The possession of the covenant book, and the ability to open and read it demonstrated the king’s right to rule.
The history of the Old Testament shows that only rarely did Israel’s kings follow the covenant book.
Whenever the king did not follow the instructions of the covenant book, the prophets would declare this book of the law would be sealed. Isaiah 29:9-14 links to not being able to read the scroll, caused by it being sealed through disobedience. Symbolically, this describes the inability of humans to discern and understand the revealed will of God.
When Jesus was on earth, Israel no longer had a king on the throne—from the line of David—leading the people in harmony with the covenant. Many people longed for the promised one to come and give them the leadership they needed. The New Testament recognises this was fulfilled in Jesus. (see Luke 1:32, 33; 4:18, 19; Acts 2:26).
In Revelation 5, the sealed scroll symbolises God’s promise to give the kingdom to His people. It is handed to Christ, demonstrating that His sacrificial death and resurrection brought the promise to fulfilment.
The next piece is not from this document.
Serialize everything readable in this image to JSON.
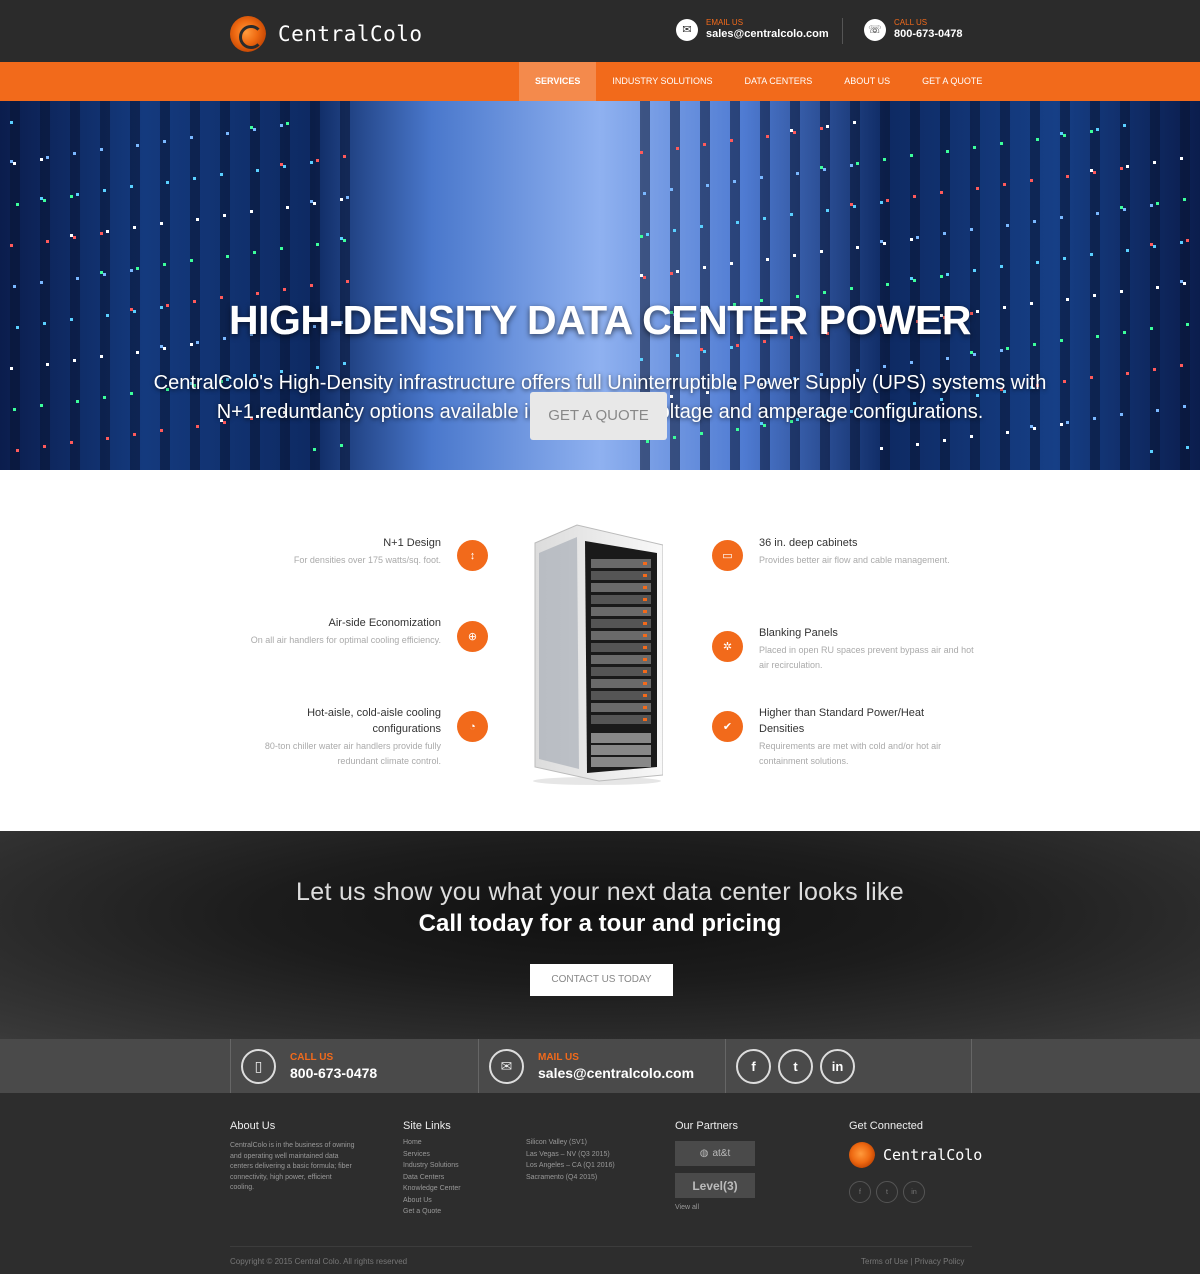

In receiving the scroll, Christ was given Lordship: the authority and power to reign.